App and web page records:

....

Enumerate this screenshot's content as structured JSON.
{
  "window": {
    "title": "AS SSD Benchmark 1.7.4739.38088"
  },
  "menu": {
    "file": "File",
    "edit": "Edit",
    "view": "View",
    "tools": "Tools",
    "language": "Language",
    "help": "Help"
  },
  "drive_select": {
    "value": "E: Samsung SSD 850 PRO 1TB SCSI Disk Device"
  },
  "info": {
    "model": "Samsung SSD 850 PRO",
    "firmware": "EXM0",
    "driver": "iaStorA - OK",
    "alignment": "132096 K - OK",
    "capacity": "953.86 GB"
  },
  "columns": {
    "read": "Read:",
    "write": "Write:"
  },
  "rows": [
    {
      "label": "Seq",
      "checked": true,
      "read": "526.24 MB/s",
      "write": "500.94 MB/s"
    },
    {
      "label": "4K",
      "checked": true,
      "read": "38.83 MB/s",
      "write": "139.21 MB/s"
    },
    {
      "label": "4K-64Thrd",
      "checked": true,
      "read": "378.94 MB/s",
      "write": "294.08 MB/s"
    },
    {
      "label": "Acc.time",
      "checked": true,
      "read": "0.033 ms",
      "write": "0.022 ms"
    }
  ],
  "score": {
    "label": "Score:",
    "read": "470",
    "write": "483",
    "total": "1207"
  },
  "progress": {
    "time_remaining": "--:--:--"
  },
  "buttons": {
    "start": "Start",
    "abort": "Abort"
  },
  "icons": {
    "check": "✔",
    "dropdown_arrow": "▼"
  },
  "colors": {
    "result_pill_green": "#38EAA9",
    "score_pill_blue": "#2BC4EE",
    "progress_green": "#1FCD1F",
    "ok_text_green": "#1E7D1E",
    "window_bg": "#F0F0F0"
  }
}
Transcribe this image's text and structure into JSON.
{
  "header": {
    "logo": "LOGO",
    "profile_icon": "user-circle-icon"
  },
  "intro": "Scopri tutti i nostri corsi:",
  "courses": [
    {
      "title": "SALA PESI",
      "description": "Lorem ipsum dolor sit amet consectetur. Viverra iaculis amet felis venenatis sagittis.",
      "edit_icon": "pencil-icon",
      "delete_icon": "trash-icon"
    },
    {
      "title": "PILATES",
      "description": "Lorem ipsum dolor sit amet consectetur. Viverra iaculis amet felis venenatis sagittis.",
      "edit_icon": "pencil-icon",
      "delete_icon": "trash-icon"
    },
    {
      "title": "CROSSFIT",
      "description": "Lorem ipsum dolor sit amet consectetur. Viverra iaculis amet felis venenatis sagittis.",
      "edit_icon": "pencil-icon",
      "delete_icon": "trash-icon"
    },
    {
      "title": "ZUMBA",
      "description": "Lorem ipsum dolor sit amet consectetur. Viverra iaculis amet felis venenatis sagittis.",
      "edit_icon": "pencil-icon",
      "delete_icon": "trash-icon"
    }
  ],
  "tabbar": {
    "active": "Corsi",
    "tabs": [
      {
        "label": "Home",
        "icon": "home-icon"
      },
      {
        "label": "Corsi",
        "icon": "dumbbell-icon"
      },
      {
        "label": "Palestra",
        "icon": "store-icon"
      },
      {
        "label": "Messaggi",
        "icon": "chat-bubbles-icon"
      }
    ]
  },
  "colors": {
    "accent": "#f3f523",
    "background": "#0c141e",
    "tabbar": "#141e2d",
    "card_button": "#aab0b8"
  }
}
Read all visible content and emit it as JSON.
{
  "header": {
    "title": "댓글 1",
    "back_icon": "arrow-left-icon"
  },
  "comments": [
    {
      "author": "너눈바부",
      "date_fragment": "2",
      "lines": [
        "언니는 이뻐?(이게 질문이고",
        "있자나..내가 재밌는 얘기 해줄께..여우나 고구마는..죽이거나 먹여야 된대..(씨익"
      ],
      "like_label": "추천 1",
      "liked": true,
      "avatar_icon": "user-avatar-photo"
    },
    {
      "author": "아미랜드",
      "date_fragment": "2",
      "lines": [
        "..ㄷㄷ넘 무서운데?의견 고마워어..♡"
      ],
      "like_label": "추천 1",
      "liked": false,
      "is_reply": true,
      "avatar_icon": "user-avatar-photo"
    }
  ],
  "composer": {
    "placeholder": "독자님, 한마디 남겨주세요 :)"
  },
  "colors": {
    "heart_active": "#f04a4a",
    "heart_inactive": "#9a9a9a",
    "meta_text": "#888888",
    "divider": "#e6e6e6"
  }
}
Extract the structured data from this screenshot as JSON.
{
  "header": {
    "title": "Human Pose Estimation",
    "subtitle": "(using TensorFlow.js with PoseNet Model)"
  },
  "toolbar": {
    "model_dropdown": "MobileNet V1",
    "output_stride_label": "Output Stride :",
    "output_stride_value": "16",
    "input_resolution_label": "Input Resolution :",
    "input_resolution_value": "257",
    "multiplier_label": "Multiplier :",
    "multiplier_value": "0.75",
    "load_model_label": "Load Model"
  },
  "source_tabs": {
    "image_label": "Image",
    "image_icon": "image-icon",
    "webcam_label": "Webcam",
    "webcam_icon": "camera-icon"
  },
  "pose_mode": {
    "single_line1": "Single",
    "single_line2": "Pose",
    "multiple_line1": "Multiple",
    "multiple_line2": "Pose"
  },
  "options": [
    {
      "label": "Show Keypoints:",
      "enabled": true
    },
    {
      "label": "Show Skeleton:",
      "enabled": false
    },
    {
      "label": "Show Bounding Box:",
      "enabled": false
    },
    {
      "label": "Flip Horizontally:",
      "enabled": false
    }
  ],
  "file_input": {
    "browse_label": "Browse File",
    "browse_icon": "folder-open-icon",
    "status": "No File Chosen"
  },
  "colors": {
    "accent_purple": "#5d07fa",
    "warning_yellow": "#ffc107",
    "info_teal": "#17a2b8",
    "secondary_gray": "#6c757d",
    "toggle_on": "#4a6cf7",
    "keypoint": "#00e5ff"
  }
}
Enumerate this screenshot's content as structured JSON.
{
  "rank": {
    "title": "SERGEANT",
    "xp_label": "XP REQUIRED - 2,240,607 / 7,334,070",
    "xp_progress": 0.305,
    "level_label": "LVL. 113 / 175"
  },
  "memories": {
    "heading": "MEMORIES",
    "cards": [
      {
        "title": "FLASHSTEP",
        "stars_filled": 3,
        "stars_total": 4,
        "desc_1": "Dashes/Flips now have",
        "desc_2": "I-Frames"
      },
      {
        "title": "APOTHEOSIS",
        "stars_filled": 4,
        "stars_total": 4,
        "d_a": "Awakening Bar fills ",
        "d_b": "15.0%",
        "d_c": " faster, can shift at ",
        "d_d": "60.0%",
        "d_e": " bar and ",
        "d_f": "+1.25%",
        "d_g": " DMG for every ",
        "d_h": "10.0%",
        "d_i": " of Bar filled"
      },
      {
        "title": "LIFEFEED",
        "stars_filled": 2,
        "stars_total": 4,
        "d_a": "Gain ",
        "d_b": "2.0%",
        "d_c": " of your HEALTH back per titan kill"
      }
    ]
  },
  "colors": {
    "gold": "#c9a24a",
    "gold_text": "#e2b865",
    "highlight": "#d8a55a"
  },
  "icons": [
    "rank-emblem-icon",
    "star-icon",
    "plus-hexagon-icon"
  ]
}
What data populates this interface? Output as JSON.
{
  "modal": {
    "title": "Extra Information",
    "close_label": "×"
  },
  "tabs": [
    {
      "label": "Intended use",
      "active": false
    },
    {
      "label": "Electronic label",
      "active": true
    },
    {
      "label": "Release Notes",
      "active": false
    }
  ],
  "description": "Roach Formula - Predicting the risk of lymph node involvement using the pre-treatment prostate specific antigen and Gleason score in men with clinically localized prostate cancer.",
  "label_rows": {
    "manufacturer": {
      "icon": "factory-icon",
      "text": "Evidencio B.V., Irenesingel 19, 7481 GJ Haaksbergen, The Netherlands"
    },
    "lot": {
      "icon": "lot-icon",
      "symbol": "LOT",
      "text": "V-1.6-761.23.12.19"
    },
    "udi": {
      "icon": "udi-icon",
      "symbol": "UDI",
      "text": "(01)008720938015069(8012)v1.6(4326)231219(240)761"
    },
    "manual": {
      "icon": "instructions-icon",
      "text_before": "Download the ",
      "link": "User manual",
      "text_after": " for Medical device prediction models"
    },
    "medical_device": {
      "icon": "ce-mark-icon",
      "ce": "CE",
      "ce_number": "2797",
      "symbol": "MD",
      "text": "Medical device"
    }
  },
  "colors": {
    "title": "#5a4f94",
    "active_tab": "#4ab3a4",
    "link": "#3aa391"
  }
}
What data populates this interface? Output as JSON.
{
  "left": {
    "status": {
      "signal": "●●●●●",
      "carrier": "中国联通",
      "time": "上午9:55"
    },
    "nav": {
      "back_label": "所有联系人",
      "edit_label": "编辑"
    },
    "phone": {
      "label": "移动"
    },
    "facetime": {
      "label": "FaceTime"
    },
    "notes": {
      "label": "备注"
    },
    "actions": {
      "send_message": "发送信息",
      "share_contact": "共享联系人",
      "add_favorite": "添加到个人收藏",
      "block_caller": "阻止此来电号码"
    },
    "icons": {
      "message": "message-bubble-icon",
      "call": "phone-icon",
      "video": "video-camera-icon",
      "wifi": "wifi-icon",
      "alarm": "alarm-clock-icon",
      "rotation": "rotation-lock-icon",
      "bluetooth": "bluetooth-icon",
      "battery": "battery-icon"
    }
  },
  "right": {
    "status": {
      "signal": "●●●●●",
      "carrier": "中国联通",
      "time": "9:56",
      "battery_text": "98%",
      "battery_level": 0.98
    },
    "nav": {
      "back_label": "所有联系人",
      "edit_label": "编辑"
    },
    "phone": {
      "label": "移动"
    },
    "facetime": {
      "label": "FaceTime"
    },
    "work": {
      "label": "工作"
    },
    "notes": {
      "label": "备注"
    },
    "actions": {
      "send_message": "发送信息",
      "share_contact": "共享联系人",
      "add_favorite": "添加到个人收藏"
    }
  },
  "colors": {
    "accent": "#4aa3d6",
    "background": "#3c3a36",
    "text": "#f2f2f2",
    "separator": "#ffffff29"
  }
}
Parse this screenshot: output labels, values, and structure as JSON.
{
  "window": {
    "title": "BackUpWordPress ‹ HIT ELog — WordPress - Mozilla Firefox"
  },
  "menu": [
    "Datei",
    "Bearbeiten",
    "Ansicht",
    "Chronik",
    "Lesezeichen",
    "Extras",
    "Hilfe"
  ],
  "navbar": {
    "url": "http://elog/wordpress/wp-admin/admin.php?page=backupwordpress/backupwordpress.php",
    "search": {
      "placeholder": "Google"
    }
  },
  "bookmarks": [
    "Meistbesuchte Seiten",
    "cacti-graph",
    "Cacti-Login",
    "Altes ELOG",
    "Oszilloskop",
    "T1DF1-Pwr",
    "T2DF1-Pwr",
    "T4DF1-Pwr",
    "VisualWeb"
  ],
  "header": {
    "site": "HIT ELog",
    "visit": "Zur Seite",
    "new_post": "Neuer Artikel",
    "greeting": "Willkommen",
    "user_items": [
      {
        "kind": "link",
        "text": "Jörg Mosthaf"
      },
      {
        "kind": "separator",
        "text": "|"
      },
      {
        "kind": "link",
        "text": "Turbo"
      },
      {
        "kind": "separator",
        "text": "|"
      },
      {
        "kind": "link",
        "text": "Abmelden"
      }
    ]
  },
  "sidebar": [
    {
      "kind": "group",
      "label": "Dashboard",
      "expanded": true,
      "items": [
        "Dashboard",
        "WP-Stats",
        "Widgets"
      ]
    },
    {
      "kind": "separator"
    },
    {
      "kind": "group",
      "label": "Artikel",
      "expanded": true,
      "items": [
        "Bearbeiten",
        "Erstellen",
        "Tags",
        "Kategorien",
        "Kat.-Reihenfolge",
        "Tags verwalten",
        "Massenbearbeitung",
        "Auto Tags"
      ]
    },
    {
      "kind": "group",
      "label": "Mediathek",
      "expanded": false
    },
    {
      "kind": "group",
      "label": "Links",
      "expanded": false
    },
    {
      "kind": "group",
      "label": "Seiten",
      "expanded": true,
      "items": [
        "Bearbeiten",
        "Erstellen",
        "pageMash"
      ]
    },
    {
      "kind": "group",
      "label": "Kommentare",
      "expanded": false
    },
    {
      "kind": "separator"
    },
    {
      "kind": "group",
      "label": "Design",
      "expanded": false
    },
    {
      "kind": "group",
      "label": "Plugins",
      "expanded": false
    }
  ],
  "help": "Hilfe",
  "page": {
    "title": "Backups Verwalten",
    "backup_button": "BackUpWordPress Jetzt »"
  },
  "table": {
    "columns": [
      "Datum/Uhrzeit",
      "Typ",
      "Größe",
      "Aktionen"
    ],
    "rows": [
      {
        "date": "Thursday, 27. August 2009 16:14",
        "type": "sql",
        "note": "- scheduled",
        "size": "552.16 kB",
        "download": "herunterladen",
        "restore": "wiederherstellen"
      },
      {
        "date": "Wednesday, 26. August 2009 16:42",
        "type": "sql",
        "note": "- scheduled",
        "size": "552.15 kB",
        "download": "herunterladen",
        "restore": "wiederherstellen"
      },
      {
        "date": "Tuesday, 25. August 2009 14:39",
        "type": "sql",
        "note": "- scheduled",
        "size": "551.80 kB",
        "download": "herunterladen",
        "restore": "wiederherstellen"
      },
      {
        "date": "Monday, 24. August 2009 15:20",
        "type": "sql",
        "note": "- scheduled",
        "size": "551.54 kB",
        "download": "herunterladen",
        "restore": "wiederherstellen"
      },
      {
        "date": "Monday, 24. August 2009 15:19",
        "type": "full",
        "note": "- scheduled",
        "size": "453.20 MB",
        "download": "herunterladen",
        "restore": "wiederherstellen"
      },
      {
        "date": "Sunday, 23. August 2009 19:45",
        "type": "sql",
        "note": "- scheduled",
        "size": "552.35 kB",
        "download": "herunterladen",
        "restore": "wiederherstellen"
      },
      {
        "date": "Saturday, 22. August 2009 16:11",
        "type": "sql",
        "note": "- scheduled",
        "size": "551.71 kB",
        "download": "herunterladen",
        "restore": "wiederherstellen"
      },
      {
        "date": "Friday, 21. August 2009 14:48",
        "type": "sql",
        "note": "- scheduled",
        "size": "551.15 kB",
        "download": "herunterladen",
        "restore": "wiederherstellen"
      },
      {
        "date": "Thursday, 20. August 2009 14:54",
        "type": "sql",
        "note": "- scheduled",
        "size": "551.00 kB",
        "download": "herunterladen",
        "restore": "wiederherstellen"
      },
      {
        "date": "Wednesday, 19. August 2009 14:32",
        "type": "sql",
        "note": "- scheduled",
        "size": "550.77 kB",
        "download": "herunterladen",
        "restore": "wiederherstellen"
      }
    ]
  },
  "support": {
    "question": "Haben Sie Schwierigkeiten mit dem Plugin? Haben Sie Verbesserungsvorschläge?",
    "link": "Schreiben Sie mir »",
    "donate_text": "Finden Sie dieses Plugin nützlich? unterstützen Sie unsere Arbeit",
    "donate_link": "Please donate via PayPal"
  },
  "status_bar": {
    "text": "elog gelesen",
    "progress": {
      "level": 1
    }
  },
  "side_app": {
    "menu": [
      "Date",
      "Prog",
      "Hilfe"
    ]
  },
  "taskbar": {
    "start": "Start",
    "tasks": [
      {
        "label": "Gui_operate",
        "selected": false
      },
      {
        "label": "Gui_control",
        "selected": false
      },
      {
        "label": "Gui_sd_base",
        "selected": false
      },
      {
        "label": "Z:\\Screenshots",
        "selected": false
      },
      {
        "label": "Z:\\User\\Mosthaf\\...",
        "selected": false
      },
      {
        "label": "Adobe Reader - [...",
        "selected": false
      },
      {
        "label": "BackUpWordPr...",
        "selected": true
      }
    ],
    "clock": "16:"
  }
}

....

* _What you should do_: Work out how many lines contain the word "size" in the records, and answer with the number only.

* _Exercise output_: 10